# [Task instructions]
The word "CASCADE" marks the lines to keep; find each one in the data and copy it.

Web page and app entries
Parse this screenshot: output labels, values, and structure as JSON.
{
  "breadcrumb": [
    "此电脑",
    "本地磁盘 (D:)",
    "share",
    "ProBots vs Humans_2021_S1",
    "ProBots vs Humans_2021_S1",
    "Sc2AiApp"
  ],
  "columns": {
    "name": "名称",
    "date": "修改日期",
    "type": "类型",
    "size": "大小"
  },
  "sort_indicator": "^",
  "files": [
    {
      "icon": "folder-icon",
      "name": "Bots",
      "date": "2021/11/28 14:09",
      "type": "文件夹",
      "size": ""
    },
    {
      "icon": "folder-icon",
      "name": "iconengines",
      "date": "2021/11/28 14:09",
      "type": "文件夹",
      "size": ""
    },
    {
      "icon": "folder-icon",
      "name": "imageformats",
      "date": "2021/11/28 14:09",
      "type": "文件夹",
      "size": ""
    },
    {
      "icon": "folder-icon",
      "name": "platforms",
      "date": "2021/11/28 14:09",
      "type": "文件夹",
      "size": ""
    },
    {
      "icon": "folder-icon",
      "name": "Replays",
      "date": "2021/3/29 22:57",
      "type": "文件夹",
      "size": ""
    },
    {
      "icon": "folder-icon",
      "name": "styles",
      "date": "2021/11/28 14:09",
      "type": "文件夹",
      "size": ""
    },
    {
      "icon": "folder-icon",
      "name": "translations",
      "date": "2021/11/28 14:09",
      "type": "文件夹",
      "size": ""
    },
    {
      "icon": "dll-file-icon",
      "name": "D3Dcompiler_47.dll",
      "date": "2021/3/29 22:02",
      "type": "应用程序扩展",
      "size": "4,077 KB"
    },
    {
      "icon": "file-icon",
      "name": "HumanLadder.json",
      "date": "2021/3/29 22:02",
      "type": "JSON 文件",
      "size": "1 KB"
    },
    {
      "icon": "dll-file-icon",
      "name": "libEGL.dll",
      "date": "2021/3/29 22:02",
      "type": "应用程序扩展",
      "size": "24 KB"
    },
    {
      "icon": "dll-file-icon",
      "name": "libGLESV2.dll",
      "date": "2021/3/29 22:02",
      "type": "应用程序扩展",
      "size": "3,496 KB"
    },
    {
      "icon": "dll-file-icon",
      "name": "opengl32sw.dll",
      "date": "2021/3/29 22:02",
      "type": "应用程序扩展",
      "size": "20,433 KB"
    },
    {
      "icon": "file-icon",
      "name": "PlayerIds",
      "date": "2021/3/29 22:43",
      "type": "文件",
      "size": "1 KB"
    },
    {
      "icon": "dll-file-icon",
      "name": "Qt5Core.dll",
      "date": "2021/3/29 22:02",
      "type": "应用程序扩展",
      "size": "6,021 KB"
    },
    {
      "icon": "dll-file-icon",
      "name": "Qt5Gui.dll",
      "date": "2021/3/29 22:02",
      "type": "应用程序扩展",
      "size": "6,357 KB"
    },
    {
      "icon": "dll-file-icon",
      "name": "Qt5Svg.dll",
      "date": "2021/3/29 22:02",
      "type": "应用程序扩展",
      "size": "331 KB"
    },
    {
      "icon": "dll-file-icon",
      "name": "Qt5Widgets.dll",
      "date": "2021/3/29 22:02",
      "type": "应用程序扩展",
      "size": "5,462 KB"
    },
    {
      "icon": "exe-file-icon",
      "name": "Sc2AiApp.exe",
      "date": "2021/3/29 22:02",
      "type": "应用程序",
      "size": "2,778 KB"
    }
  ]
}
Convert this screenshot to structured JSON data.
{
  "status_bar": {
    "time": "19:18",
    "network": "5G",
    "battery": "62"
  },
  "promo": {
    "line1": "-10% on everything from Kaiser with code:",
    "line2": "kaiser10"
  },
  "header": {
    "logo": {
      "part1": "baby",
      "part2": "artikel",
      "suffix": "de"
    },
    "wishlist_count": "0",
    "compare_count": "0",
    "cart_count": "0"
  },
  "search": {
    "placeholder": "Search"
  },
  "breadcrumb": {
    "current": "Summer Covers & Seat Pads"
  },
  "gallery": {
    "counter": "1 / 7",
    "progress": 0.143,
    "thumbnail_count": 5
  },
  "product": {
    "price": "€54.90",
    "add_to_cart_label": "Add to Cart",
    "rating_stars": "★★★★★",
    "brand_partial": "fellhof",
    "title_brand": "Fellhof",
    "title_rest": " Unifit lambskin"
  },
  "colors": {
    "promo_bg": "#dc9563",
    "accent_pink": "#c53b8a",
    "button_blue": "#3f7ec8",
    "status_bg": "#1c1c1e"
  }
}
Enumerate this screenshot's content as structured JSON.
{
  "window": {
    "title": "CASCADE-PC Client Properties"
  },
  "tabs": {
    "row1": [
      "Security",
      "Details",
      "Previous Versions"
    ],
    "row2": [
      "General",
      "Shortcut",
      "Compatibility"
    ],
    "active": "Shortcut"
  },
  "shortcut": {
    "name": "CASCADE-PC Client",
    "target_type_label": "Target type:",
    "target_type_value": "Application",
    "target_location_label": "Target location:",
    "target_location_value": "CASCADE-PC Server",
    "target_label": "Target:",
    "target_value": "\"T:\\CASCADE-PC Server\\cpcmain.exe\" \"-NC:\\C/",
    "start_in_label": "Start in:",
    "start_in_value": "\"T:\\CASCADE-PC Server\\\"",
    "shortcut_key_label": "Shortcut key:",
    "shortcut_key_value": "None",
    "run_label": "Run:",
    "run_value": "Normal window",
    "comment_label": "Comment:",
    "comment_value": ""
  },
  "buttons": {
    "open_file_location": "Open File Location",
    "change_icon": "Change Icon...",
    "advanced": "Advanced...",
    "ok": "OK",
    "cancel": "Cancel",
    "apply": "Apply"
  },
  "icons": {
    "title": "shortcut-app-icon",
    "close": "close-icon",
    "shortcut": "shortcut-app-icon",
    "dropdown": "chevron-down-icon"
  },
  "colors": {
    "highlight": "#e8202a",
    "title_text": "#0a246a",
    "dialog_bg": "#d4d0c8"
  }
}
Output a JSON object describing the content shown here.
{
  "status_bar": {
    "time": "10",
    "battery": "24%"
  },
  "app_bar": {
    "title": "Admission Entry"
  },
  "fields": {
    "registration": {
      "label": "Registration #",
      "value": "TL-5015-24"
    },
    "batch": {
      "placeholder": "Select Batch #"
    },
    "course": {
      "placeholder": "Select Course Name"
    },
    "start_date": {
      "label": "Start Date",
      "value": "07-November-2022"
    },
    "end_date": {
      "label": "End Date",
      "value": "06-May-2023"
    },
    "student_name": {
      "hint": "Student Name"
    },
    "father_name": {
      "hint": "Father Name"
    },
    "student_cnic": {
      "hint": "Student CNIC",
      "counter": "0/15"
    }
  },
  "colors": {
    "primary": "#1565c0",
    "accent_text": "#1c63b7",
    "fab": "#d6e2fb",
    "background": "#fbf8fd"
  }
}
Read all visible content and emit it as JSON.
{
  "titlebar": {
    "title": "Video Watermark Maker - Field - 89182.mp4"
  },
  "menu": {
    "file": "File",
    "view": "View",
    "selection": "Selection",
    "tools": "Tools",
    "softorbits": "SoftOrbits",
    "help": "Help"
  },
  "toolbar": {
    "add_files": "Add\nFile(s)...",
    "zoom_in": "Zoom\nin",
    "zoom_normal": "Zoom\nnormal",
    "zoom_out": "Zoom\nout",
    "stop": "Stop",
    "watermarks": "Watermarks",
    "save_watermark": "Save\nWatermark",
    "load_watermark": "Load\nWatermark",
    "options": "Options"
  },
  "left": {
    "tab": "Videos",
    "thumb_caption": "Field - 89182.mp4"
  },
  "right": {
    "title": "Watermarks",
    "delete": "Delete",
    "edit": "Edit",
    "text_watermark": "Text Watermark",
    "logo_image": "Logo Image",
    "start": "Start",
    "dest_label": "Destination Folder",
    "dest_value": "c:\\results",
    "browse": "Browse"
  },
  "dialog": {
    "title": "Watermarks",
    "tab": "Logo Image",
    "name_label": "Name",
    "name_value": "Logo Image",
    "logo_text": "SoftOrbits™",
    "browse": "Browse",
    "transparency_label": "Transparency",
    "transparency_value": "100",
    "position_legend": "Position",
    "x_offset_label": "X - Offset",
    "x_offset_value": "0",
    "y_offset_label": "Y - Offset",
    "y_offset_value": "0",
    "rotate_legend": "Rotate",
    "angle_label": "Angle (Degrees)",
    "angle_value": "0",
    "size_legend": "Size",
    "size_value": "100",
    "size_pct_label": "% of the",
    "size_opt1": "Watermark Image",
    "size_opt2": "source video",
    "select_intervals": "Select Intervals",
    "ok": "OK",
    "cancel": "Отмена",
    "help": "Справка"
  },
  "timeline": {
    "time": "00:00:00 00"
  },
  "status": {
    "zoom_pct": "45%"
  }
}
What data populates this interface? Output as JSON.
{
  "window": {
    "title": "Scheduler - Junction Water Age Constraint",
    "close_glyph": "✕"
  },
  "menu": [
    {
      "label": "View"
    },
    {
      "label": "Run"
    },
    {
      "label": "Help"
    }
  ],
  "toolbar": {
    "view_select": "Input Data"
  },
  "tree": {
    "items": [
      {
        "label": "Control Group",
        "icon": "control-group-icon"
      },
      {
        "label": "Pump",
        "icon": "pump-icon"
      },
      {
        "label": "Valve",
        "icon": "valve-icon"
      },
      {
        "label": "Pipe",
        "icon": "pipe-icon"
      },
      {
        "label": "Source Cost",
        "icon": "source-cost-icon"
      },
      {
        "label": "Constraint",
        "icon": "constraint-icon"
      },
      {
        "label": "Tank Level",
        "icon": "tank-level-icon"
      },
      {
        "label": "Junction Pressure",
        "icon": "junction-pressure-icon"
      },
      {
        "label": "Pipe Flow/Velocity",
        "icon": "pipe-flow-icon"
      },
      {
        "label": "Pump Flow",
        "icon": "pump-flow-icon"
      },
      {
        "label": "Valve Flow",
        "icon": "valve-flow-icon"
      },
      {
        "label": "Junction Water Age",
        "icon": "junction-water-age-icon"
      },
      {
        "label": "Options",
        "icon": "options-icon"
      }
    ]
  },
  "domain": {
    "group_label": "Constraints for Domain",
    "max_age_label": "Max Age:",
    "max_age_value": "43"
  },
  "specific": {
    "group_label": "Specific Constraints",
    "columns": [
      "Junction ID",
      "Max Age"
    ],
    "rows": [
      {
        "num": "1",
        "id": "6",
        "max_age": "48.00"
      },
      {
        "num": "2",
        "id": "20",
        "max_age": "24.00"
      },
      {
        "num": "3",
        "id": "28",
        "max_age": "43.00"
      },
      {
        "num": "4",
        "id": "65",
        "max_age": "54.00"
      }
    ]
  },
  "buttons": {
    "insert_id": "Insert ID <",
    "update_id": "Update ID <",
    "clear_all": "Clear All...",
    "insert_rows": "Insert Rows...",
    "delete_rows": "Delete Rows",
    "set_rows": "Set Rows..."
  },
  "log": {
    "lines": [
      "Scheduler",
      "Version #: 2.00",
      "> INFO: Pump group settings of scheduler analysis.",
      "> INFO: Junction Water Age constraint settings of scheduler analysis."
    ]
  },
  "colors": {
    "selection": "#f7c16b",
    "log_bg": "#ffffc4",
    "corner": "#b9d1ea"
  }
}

# [Response to the task]
    "title": "CASCADE-PC Client Properties"
    "name": "CASCADE-PC Client",
    "target_location_value": "CASCADE-PC Server",
    "target_value": "\"T:\\CASCADE-PC Server\\cpcmain.exe\" \"-NC:\\C/",
    "start_in_value": "\"T:\\CASCADE-PC Server\\\"",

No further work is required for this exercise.